A year-around temperate tropical climate buffered from trade winds means almost any time is a good time to visit the Hawaiian islands. That said, each island hosts a multitude of microclimates and localized weather specific to its unique geography. This means it’s possible to experience all four seasons in one day, especially across the biggest island of Hawai’i, where 11 out of 13 climate zones can deliver both sunburns and frostbite if you’re ill prepared. The windward (north and east) sides of islands tend to be wetter, while coastal regions along the south and west sides can be so dry that cacti can be spotted growing along hillsides. Pack layers in preparation for a surprise rain shower or a chilly welcome at the top of a volcano. And be sure to bring high-strength sunscreen, as it’s easy to burn under a tropic sun.

What are the top things to do in Hawaii?

The Road to Hana, Maui

Traveling Maui’s 64.4-mile stretch of winding coastal cliff-hugging highway and one-way bridges can admittedly be a white-knuckled experience, but the journey rewards with unforgettable sights along the way: waterfalls emptying into emerald pools, empty stretches of beaches, and black sand beaches where local kids build sandcastles. Most visitors turn back after reaching the sleepy town of Hana, but those who continue to complete the loop will take in a surreal and sometimes barren landscape shaped by volcanic forces still slumbering underneath.

Alakai Swamp Trail, Kauai

Walking through the world's highest rainforest can be both disorienting and magical.
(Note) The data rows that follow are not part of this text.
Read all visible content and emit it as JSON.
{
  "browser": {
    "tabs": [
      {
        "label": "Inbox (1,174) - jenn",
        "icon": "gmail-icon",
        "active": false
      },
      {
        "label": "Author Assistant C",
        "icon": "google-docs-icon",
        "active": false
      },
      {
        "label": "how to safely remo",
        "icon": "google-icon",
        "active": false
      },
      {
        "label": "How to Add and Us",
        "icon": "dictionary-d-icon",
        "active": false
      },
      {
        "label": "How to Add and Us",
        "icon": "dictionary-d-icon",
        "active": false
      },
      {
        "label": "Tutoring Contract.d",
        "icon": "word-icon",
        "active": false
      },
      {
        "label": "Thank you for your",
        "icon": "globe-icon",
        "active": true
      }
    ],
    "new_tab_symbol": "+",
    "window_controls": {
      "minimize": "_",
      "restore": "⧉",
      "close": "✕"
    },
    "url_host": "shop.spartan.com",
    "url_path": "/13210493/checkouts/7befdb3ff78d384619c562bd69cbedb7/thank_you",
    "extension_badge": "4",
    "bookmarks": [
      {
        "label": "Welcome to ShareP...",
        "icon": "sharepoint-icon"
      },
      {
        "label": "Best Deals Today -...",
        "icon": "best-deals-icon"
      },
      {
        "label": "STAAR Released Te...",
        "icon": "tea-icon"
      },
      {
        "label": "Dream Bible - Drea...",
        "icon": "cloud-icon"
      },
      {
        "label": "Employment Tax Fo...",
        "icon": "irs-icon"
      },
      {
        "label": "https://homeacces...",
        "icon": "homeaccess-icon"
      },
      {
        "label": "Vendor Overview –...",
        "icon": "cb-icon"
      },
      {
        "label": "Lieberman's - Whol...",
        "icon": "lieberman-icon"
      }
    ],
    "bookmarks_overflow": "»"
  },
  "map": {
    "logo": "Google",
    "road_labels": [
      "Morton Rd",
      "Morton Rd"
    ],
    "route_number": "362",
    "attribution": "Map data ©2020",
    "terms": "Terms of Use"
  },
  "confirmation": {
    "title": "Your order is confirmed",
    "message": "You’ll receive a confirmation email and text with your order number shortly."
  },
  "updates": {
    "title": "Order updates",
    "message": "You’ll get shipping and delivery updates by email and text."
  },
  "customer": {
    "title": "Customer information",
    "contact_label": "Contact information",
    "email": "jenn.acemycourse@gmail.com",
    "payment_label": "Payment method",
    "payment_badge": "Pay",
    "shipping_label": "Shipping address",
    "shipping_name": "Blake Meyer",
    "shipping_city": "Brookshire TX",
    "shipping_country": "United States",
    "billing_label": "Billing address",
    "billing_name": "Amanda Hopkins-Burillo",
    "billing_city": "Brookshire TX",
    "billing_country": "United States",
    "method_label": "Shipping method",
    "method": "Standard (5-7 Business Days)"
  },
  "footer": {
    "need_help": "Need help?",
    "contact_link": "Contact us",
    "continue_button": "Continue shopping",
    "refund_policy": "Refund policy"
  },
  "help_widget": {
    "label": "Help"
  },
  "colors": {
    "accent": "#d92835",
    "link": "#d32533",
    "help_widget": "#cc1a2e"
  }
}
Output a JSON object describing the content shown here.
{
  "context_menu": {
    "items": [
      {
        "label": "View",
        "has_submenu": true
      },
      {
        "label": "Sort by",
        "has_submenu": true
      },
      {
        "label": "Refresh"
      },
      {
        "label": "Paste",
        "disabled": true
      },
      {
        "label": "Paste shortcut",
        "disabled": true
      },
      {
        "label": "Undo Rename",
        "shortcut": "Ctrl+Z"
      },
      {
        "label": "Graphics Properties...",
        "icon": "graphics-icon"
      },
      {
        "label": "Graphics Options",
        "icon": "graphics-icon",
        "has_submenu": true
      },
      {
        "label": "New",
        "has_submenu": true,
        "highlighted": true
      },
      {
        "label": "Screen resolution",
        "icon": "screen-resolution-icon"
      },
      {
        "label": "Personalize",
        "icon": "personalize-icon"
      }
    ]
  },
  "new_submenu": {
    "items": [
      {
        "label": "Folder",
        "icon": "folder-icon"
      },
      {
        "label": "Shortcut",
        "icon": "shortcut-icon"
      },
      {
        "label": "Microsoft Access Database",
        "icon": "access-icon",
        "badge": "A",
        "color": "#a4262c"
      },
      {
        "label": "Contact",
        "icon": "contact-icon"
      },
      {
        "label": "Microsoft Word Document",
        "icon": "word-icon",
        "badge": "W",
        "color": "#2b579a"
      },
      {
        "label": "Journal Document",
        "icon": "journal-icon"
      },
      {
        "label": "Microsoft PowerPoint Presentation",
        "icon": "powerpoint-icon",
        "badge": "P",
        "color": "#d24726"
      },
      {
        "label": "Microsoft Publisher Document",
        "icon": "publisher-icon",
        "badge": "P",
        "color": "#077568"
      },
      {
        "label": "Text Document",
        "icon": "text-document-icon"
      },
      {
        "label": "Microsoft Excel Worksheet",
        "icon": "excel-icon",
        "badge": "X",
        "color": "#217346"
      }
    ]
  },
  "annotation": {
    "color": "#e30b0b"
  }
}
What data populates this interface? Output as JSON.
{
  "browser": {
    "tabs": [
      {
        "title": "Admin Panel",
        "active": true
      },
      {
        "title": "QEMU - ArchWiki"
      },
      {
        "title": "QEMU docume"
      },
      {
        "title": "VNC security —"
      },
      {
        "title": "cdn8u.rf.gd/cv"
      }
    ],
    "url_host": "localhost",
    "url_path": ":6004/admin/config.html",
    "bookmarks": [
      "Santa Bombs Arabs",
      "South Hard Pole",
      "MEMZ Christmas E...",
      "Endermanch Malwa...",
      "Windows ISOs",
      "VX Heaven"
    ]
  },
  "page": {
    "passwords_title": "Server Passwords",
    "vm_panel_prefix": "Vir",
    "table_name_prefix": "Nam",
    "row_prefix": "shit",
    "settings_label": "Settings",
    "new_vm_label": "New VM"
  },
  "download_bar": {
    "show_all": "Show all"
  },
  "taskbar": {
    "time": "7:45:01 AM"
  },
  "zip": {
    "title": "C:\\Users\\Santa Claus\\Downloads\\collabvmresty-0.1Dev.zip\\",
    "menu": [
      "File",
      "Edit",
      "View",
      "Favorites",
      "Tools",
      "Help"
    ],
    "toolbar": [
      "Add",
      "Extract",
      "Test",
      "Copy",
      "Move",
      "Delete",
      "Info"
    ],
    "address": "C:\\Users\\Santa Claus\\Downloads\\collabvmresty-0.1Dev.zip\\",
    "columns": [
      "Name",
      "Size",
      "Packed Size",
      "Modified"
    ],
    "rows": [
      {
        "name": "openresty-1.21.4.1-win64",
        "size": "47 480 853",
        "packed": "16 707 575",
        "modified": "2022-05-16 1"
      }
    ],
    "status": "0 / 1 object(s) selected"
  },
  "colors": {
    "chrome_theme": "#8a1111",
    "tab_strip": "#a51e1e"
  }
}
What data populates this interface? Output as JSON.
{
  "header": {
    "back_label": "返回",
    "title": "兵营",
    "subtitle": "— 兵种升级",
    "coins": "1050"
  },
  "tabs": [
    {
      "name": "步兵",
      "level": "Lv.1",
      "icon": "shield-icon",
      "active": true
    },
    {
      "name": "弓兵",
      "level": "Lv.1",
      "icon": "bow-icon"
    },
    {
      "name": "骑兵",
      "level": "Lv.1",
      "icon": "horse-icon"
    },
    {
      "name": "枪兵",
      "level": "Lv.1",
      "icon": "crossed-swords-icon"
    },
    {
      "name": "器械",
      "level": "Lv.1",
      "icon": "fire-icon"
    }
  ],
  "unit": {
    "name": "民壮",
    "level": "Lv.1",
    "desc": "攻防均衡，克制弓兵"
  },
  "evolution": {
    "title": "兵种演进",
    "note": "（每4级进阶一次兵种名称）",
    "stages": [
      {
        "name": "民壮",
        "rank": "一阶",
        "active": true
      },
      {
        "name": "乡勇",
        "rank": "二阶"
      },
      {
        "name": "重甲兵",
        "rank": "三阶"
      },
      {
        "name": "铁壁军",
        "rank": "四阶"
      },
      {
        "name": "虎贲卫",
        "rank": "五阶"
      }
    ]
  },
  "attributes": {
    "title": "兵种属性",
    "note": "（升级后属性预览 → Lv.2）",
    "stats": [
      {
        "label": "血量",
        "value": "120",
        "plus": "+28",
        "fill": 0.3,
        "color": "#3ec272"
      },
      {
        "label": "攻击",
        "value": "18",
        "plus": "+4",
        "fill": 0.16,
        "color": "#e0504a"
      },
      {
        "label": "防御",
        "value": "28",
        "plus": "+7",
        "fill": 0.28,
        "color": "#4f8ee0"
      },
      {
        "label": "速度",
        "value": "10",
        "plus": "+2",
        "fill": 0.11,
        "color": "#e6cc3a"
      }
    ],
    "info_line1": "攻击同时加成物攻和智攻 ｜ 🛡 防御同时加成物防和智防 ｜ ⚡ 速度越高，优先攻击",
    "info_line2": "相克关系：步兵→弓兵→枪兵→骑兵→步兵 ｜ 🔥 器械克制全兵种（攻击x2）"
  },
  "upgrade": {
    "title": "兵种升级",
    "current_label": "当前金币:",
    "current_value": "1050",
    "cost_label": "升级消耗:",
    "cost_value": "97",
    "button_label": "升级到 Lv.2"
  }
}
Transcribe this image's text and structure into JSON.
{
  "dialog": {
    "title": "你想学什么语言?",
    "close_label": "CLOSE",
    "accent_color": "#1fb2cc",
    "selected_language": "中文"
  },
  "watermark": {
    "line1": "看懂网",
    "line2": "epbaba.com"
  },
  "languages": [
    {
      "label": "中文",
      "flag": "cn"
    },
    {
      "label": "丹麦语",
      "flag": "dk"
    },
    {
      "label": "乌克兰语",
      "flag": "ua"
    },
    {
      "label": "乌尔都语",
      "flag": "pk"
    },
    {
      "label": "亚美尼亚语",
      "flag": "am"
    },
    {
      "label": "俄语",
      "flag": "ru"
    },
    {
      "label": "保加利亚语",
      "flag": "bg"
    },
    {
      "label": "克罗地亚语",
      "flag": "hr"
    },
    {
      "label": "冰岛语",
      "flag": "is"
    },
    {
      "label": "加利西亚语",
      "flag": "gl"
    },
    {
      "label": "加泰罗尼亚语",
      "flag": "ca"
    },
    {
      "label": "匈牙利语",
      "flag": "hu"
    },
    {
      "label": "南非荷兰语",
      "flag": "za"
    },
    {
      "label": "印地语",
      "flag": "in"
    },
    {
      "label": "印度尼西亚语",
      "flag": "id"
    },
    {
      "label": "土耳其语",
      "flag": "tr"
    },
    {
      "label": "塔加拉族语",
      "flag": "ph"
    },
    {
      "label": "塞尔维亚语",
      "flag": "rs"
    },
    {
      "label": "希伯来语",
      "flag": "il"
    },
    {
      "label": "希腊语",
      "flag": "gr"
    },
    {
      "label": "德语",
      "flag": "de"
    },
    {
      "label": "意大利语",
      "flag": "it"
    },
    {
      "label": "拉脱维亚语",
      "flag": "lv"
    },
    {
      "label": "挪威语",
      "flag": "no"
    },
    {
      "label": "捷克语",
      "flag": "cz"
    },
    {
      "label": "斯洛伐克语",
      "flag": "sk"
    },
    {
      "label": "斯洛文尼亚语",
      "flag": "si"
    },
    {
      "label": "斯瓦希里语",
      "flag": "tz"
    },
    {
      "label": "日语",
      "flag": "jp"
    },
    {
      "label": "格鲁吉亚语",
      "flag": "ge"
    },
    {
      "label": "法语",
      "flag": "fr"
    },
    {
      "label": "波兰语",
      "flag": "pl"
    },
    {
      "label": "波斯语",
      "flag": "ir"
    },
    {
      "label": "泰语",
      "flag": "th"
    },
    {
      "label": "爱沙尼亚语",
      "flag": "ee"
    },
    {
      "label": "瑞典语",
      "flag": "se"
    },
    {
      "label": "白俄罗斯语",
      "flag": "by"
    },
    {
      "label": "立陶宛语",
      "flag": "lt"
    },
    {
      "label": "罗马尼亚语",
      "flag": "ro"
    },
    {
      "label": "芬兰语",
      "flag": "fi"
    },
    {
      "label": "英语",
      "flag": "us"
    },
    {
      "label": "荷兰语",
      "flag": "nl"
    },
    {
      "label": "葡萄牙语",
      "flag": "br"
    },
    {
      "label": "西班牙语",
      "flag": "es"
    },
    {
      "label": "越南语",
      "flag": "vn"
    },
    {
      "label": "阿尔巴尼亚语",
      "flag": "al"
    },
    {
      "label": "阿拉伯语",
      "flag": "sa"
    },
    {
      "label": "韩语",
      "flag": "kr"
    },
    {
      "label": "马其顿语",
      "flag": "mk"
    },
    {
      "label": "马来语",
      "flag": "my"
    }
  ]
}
The boardwalk trail is often blanketed by a swirling layer of fog, slowing your pace to a shuffle. But this is all to hikers’ benefit, provoking visitors to stop, listen, and look around more carefully than if the path was easier. Unusual accumulations of moss and fruiting mushrooms can be found all along the way, with rare endemic birds often heard but rarely seen, masked by the dense vegetation. The hike ends at Kilohana Lookout, where on a clear day you’ll look out onto the depths of Wainiha Valley all the way out to Hanalei.

Hawai’i Volcanoes National Park, Hawaii

For most of us, walking upon an active volcano crater might be the closest we’ll get to visiting another planet. And indeed, the landscape of Hawai’i Volcanoes National Park frames an otherworldly geological scar — a hot, steaming, hissing wound stinking of sulfur dioxide gas. For those hesitant to get that up close and personal, the 11-mile route known as the Crater Rim Drive allows you to take in the view safely from your car, or at various lookouts or observation decks from a distance.